This is the reflex where babies turn their heads to the side, pucker their lips,
and start sucking. It is most prominent the earliest weeks and months and
When babies are overstimulated their breathing rate may increase. A rapid, quick breathing pattern in a loud environment may indicate your baby is feeling overwhelmed and a cry may follow soon.
Many parents can interpret the meaning of their baby's cries after a short period of time. There's the hungry cry, the sleepy cry, the discomfort cry (time for some bicycle legs to relieve gas). Each cry has a different intensity and tone to it.
While they may not be as intentional as some of the facial expressions

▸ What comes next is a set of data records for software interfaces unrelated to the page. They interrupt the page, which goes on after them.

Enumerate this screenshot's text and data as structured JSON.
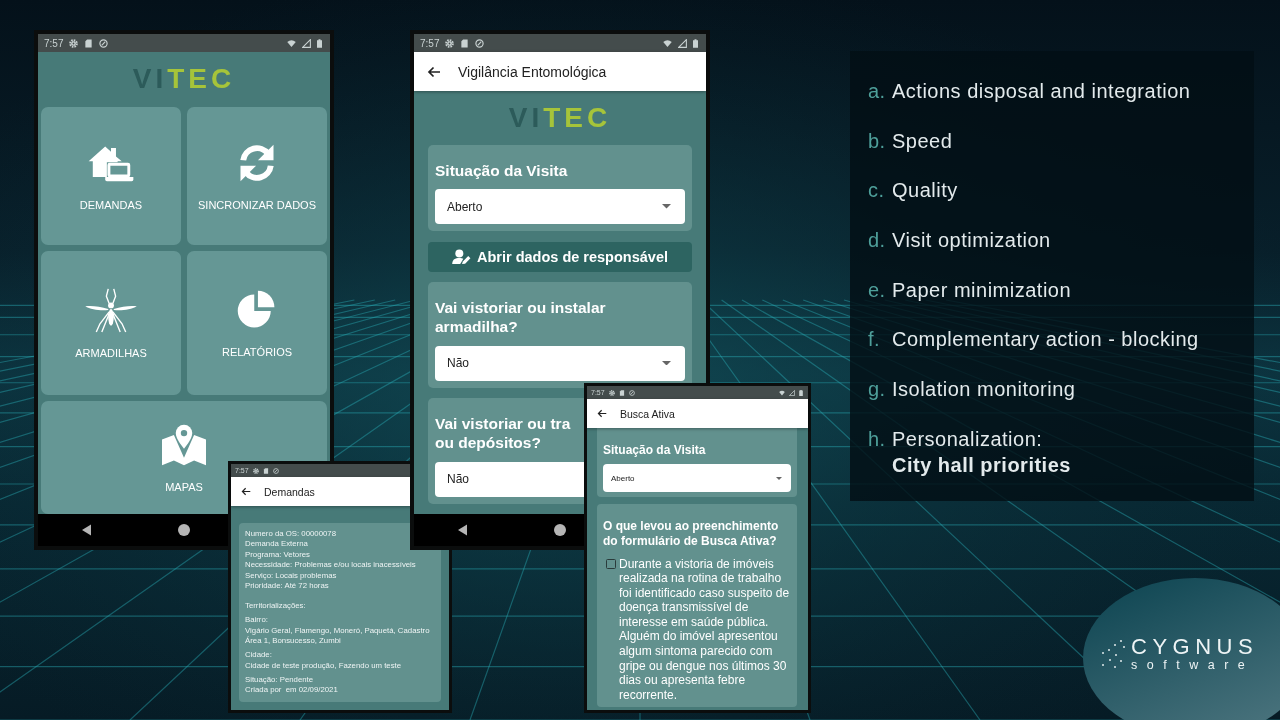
{
  "phones": [
    {
      "kind": "home",
      "status_time": "7:57",
      "logo": [
        {
          "text": "VI",
          "color": "#2c5b5a"
        },
        {
          "text": "TEC",
          "color": "#a6c43a"
        }
      ],
      "tiles": [
        {
          "kind": "house-laptop",
          "label": "DEMANDAS"
        },
        {
          "kind": "sync",
          "label": "SINCRONIZAR DADOS"
        },
        {
          "kind": "mosquito",
          "label": "ARMADILHAS"
        },
        {
          "kind": "pie",
          "label": "RELATÓRIOS"
        },
        {
          "kind": "map",
          "label": "MAPAS"
        }
      ]
    },
    {
      "kind": "form",
      "status_time": "7:57",
      "title": "Vigilância Entomológica",
      "logo": [
        {
          "text": "VI",
          "color": "#2c5b5a"
        },
        {
          "text": "TEC",
          "color": "#a6c43a"
        }
      ],
      "blocks": [
        {
          "kind": "select",
          "label": "Situação da Visita",
          "value": "Aberto"
        },
        {
          "kind": "button",
          "label": "Abrir dados de responsável"
        },
        {
          "kind": "select",
          "label": "Vai vistoriar ou instalar armadilha?",
          "value": "Não"
        },
        {
          "kind": "select",
          "label_lines": [
            "Vai vistoriar ou tra",
            "ou depósitos?"
          ],
          "value": "Não"
        }
      ]
    },
    {
      "kind": "details",
      "status_time": "7:57",
      "title": "Demandas",
      "sections": [
        {
          "lines": [
            "Numero da OS: 00000078",
            "Demanda Externa",
            "Programa: Vetores",
            "Necessidade: Problemas e/ou locais inacessíveis",
            "Serviço: Locais problemas",
            "Prioridade: Até 72 horas"
          ]
        },
        {
          "lines": [
            "Territorializações:"
          ]
        },
        {
          "lines": [
            "Bairro:",
            "Vigário Geral, Flamengo, Moneró, Paquetá, Cadastro Área 1, Bonsucesso, Zumbi"
          ]
        },
        {
          "lines": [
            "Cidade:",
            "Cidade de teste produção, Fazendo um teste"
          ]
        },
        {
          "lines": [
            "Situação: Pendente",
            "Criada por  em 02/09/2021"
          ]
        }
      ]
    },
    {
      "kind": "checklist",
      "status_time": "7:57",
      "title": "Busca Ativa",
      "blocks": [
        {
          "kind": "select",
          "label": "Situação da Visita",
          "value": "Aberto"
        },
        {
          "kind": "checkboxes",
          "label": "O que levou ao preenchimento do formulário de Busca Ativa?",
          "options": [
            {
              "text": "Durante a vistoria de imóveis realizada na rotina de trabalho foi identificado caso suspeito de doença transmissível de interesse em saúde pública. Alguém do imóvel apresentou algum sintoma parecido com gripe ou dengue nos últimos 30 dias ou apresenta febre recorrente.",
              "checked": false
            }
          ]
        }
      ]
    }
  ],
  "benefits": [
    {
      "marker": "a.",
      "text": "Actions disposal and integration"
    },
    {
      "marker": "b.",
      "text": "Speed"
    },
    {
      "marker": "c.",
      "text": "Quality"
    },
    {
      "marker": "d.",
      "text": "Visit optimization"
    },
    {
      "marker": "e.",
      "text": "Paper minimization"
    },
    {
      "marker": "f.",
      "text": "Complementary action - blocking"
    },
    {
      "marker": "g.",
      "text": "Isolation monitoring"
    },
    {
      "marker": "h.",
      "text": "Personalization:",
      "highlight": "City hall priorities"
    }
  ],
  "company_logo": {
    "name": "CYGNUS",
    "tagline": "software"
  }
}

we make, a baby's facial expression communicates an emotion in it's
truest form. Have you seen the video of the baby trying her first spoonful
of pureed avacado? We don't need words to understand how she felt after
she pursed her lips, close her eyes, and then stuck out her tongue. She
communicated pure disgust with no words spoken.
Those sweet squeals and grunts carry a lot of emotions. You soon will know the different vocalizations just as you know your baby's various cries. Your baby will progress from squeals to babbles. Babble Books has outlined the stages of babbling and it's quite fun to listen as your baby starts ga-ga-goo-gooing.
Your baby will go from only looking at one object, babies prefer human faces so provide them plenty of face time, to shifting their gaze from you to objects and then back to you. As babies develop object permanence, typically 4-7 months, they will start looking for items that are moved out of sight.
Soon your baby will start pointing to the bottle or a favorite toy. Start
naming those items. You can play simple hide and seek games with
objects easily within eyesight. Say "Where is the (object)?" and encourage
your baby to look and point
Simple gestures and signs for common objects/action words ("more" or "eat") help the baby further express wants and needs as their speech is developing. Just like with pointing, state the object or word they are signing to support their speech development.
Support these nonverbal forms of communication with verbal responses such as, in response to a discomfort cry, "I know you're uncomfortable, let's get your diaper changed." And of course, foster the development of those earliest speech sounds by reading Babble Books Stage One. Pretty soon, those early speech sounds will be used in your baby's first words.